IE 11 is not supported. For an optimal experience visit our site on another browser.

Eat asparagus, and more questionable ways to ease your hangover

After all the champagne, beer, spirits or (and?) wine on New Year’s Eve, some of us will wake up with a persistent pounding in our heads, mouths as dry as deserts and overwhelming nausea -- all the telltale signs of a hangover.

What can make this terrible feeling go away? “The only thing that actually helps is not drinking,” says Dr. Glen Aukerman, medical director of the Ohio State University Center for Integrated Medicine, using logic to wreck everyone’s festive mood. He notes that taking calcium, magnesium and a complete B supplement and drinking lots of water helps with hangover symptoms.

While the experts agree -- and, really, most of us know -- that abstaining from alcohol or drinking less is the only surefire way to prevent a hangover, if you must imbibe tonight, here are a few foods people often use to lessen the pains the day after drinking. 

Pass the asparagus: In 2009, researchers in South Korea published a paper saying that eating asparagus before drinking prevents those icky hangover feelings.

“There is a little tidbit of truth to it … not that I would discourage people from eating asparagus,” explains Leslie Bonci, director of sports nutrition at UPMC Center for Sports Medicine in Pittsburgh, adding that bingeing on asparagus the night before drinking will do nothing for a headache the next day.

But asparagus might protect the body from booze. The amino acids in asparagus improve how quickly human cells break down alcohol, preventing some long term damage from toxic byproducts of alcohol such as hydrogen peroxide.

“Whether other or not these effects will actually make a human feel any better remains to be seen,” writes Dr. Rachel Vreeman, co-author of “Don’t Swallow Your Gum! Myths, Half-Truths, and Outright Lies about Your Body and Health,” in an email. “It is not clear that these amino acids, or amino acids from other good sources like eggs, will actually help a person with a hangover feel any better.”  

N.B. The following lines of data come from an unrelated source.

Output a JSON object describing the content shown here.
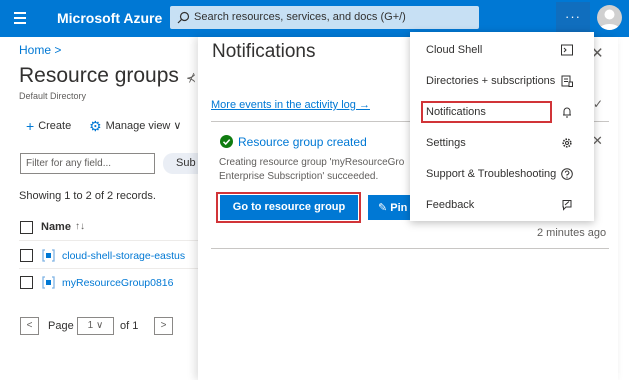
{
  "topbar": {
    "brand": "Microsoft Azure",
    "search_placeholder": "Search resources, services, and docs (G+/)",
    "more_label": "···",
    "accent": "#0078d4"
  },
  "left": {
    "breadcrumb": "Home  >",
    "title": "Resource groups",
    "pin_glyph": "⊀",
    "subtitle": "Default Directory",
    "commands": [
      {
        "icon": "plus-icon",
        "glyph": "+",
        "label": "Create"
      },
      {
        "icon": "gear-icon",
        "glyph": "⚙",
        "label": "Manage view  ∨"
      }
    ],
    "filter_placeholder": "Filter for any field...",
    "subscription_button": "Sub",
    "records": "Showing 1 to 2 of 2 records.",
    "column_name": "Name",
    "sort_glyph": "↑↓",
    "rows": [
      {
        "name": "cloud-shell-storage-eastus"
      },
      {
        "name": "myResourceGroup0816"
      }
    ],
    "pagination": {
      "prev": "<",
      "page_label": "Page",
      "page_value": "1  ∨",
      "of_label": "of 1",
      "next": ">"
    }
  },
  "notifications": {
    "title": "Notifications",
    "close_glyph": "✕",
    "activity_link": "More events in the activity log →",
    "expand_glyph": "✓",
    "item": {
      "heading": "Resource group created",
      "body": "Creating resource group 'myResourceGro\nEnterprise Subscription' succeeded.",
      "primary_action": "Go to resource group",
      "secondary_action": "Pin",
      "secondary_glyph": "✎",
      "time": "2 minutes ago",
      "close_glyph": "✕"
    }
  },
  "menu": {
    "items": [
      {
        "label": "Cloud Shell",
        "icon": "terminal-icon"
      },
      {
        "label": "Directories + subscriptions",
        "icon": "directory-icon"
      },
      {
        "label": "Notifications",
        "icon": "bell-icon",
        "highlighted": true
      },
      {
        "label": "Settings",
        "icon": "gear-icon"
      },
      {
        "label": "Support & Troubleshooting",
        "icon": "question-icon"
      },
      {
        "label": "Feedback",
        "icon": "feedback-icon"
      }
    ]
  },
  "colors": {
    "link": "#0078d4",
    "success": "#107c10",
    "highlight": "#d13438"
  }
}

Guzzling pickle juice: Russians and Eastern Europeans swear that a swig of pickle juice makes them feel better after a night of heavy drinking. 

If people can get the pickle juice down, says Bonci, it acts like a sports drink, restoring the electrolytes that the dehydrating alcohol has depleted. Much of the pain of a hangover occurs because the body’s dehydrated of water and nutrients.  

“Of course, if you actually manage to get it down, you might think of yourself as being ‘cured’ of your hangover,” jokes Vreeman, also an assistant professor of pediatrics at Indiana University School of Medicine.

Aside from its taste, pickle juice has another disadvantage.

“Pickle juice, that’s got a lot of salt in it; I’d probably stay away from that,” says Dr. Daniel Hall Flavin, MD, an addiction psychiatry consultant at the Mayo Clinic. “If there is any benefit [it] is replacing the electrolytes.” 

The experts say that a sports drink such as Gatorade is a better panacea to dehydration (and tastes better).

Reach for the prickly pear: Before some people begin drinking, they turn to a houseplant. Well, not exactly. Some believe that the cactus, the prickly pear, will cure what ails them.

Prickly pear is chockfull of potassium, explains Bonci, and an extra boost of that nutrient might make a hangover sufferer feel more human. Prickly pear extract can be added to drinks. People can also purchase prickly pear jellies and candies as well as the pulp (it is easier to find it in say the Southwest, but co-ops and speciality stores carry the extract.) Specifically, people should eat the species Opuntia ficus-indica, which is used most often for foods. (While it might seem obvious, we'd like to remind you to remove the spines before eating prickly pear.)

“[A] study found that the prickly pear improved some individual symptoms,” says Vreeman. Taken before drinking, prickly pear lessens dry mouth and nausea. But Vreeman adds that in the randomized, controlled test, the group that received the prickly pear and the placebo group both scored their hangovers the same—people still feel yucky.

Prickly pear works because it helps regulate inflammation. Alcohol changes the amount of inflammatory chemicals, prostaglandins and cytokines, in the body and this imbalance might cause hangovers. Prickly pear controls these fluctuations and the body experiences less turmoil.  

“Whether that improves how humans actually feel remains to be seen,” says Vreeman.